By Dr. Sam Georgian, Marine Biogeographer at Marine Conservation Institute In May 2018, a joint Marine Conservation Institute and Marine Applied Research and Exploration (MARE) expedition will probe the deep seafloor within the Channel Islands National Marine Sanctuary. The sanctuary is home to an astonishing diversity of cold-water corals and sponges that build crucial habitat Read more about Expedition Planning 101 – How Models Can Help Guide Deep-Sea Exploration[…]

5 Reasons Seamounts Matter

By Matt Coomer, Communications Coordinator at Marine Conservation Institute Seamounts are underwater mountains that rise from the seabed. Because most of the world’s seafloor is a muddy plain, seamounts are special deep-sea features that support unique creatures. Seamounts can arise along mid-ocean ridges, as isolated landmarks, or as volcanoes in chains and clusters. Off California, Read more about 5 Reasons Seamounts Matter[…]

Needle in a haystack: identifying vulnerable marine ecosystems in the deep sea

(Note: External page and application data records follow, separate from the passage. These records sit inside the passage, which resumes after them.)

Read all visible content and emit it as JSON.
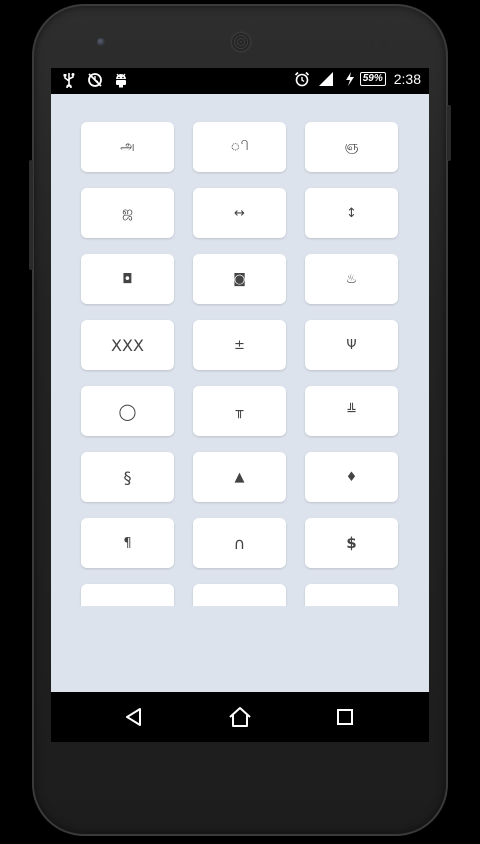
{
  "status_bar": {
    "left_icons": [
      "usb-icon",
      "no-sync-icon",
      "android-debug-icon"
    ],
    "right_icons": [
      "alarm-icon",
      "signal-icon",
      "charging-icon"
    ],
    "battery_level": "59%",
    "time": "2:38"
  },
  "keys": [
    "அ",
    "ி",
    "ஞ",
    "ஜ",
    "↔",
    "↕",
    "◘",
    "◙",
    "♨",
    "XXX",
    "±",
    "Ψ",
    "◯",
    "╥",
    "╩",
    "§",
    "▲",
    "♦",
    "¶",
    "∩",
    "$",
    "",
    "",
    ""
  ],
  "nav_bar": {
    "buttons": [
      "back-icon",
      "home-icon",
      "recent-apps-icon"
    ]
  },
  "colors": {
    "app_background": "#dde3ec",
    "key_background": "#ffffff",
    "key_text": "#444444"
  }
}
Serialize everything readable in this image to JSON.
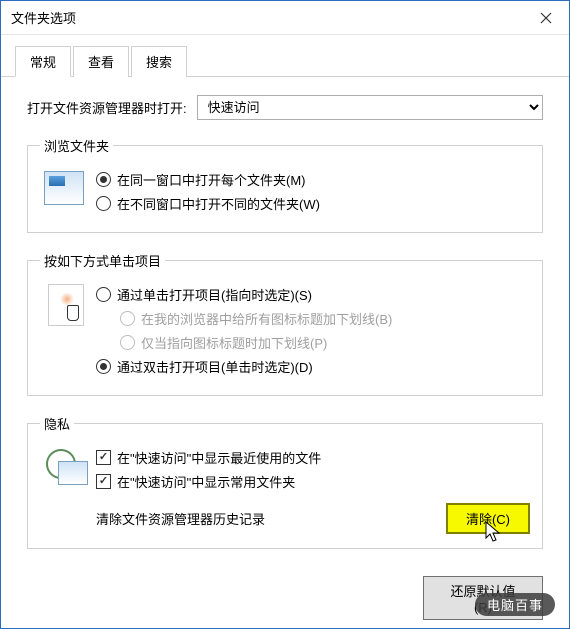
{
  "window": {
    "title": "文件夹选项"
  },
  "tabs": {
    "general": "常规",
    "view": "查看",
    "search": "搜索"
  },
  "openWith": {
    "label": "打开文件资源管理器时打开:",
    "selected": "快速访问"
  },
  "browse": {
    "legend": "浏览文件夹",
    "sameWindow": "在同一窗口中打开每个文件夹(M)",
    "newWindow": "在不同窗口中打开不同的文件夹(W)"
  },
  "click": {
    "legend": "按如下方式单击项目",
    "single": "通过单击打开项目(指向时选定)(S)",
    "underlineAll": "在我的浏览器中给所有图标标题加下划线(B)",
    "underlinePoint": "仅当指向图标标题时加下划线(P)",
    "double": "通过双击打开项目(单击时选定)(D)"
  },
  "privacy": {
    "legend": "隐私",
    "showRecent": "在\"快速访问\"中显示最近使用的文件",
    "showFrequent": "在\"快速访问\"中显示常用文件夹",
    "clearLabel": "清除文件资源管理器历史记录",
    "clearBtn": "清除(C)"
  },
  "footer": {
    "restore": "还原默认值(R)"
  },
  "watermark": "电脑百事"
}
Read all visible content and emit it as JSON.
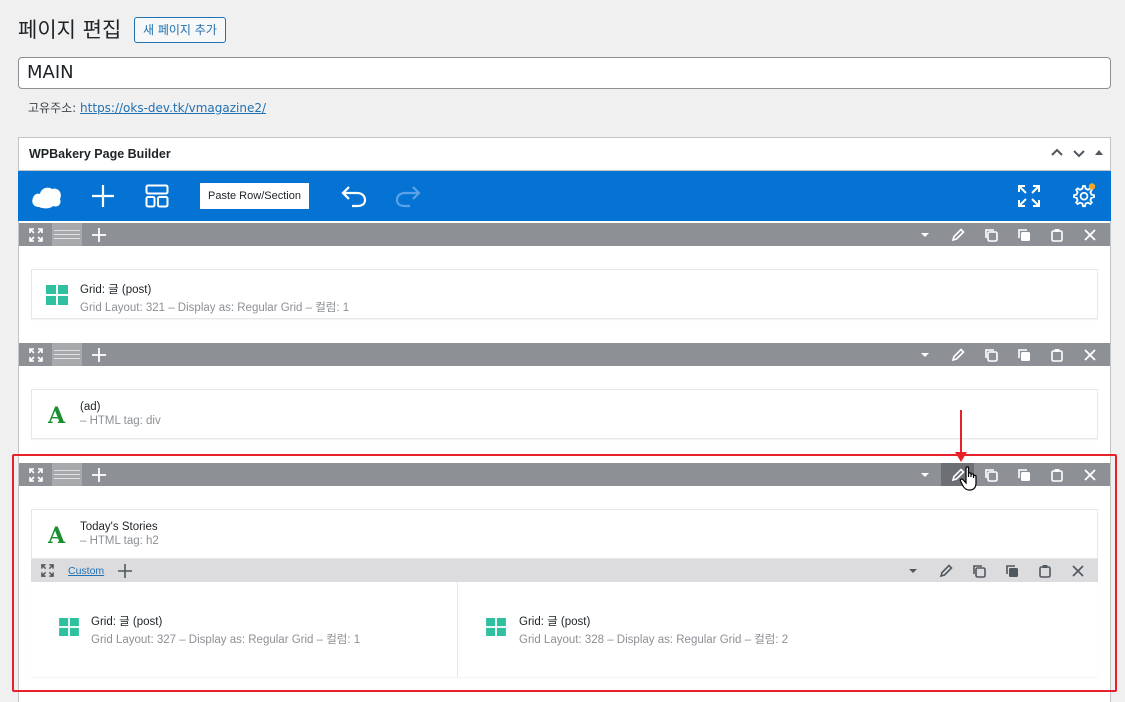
{
  "page": {
    "title": "페이지 편집",
    "add_new_label": "새 페이지 추가",
    "post_title": "MAIN",
    "permalink_label": "고유주소:",
    "permalink_url": "https://oks-dev.tk/vmagazine2/"
  },
  "builder": {
    "panel_title": "WPBakery Page Builder",
    "paste_label": "Paste Row/Section"
  },
  "rows": [
    {
      "element": {
        "icon": "grid-icon",
        "title": "Grid: 글 (post)",
        "subtitle": "Grid Layout: 321 – Display as: Regular Grid – 컬럼: 1"
      }
    },
    {
      "element": {
        "icon": "text-a-icon",
        "title": "(ad)",
        "subtitle": "– HTML tag: div"
      }
    },
    {
      "element": {
        "icon": "text-a-icon",
        "title": "Today's Stories",
        "subtitle": "– HTML tag: h2"
      },
      "inner_row": {
        "label": "Custom",
        "columns": [
          {
            "icon": "grid-icon",
            "title": "Grid: 글 (post)",
            "subtitle": "Grid Layout: 327 – Display as: Regular Grid – 컬럼: 1"
          },
          {
            "icon": "grid-icon",
            "title": "Grid: 글 (post)",
            "subtitle": "Grid Layout: 328 – Display as: Regular Grid – 컬럼: 2"
          }
        ]
      }
    }
  ],
  "colors": {
    "navbar": "#0473d3",
    "row_bar": "#8d9196",
    "accent_link": "#2271b1",
    "grid_icon": "#2fc0a0",
    "text_icon": "#1a8f2e",
    "highlight": "#e8202a"
  }
}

By Dr. Samuel Georgian, Marine Biogeographer at Marine Conservation Institute  Seamounts are underwater mountains rising thousands of feet from the bottom of the ocean. Due to their size and shape, seamounts exert a strong influence on local currents that results in nutrient enrichment and increased food supply. As a result, these massive features are often Read more about Needle in a haystack: identifying vulnerable marine ecosystems in the deep sea[…]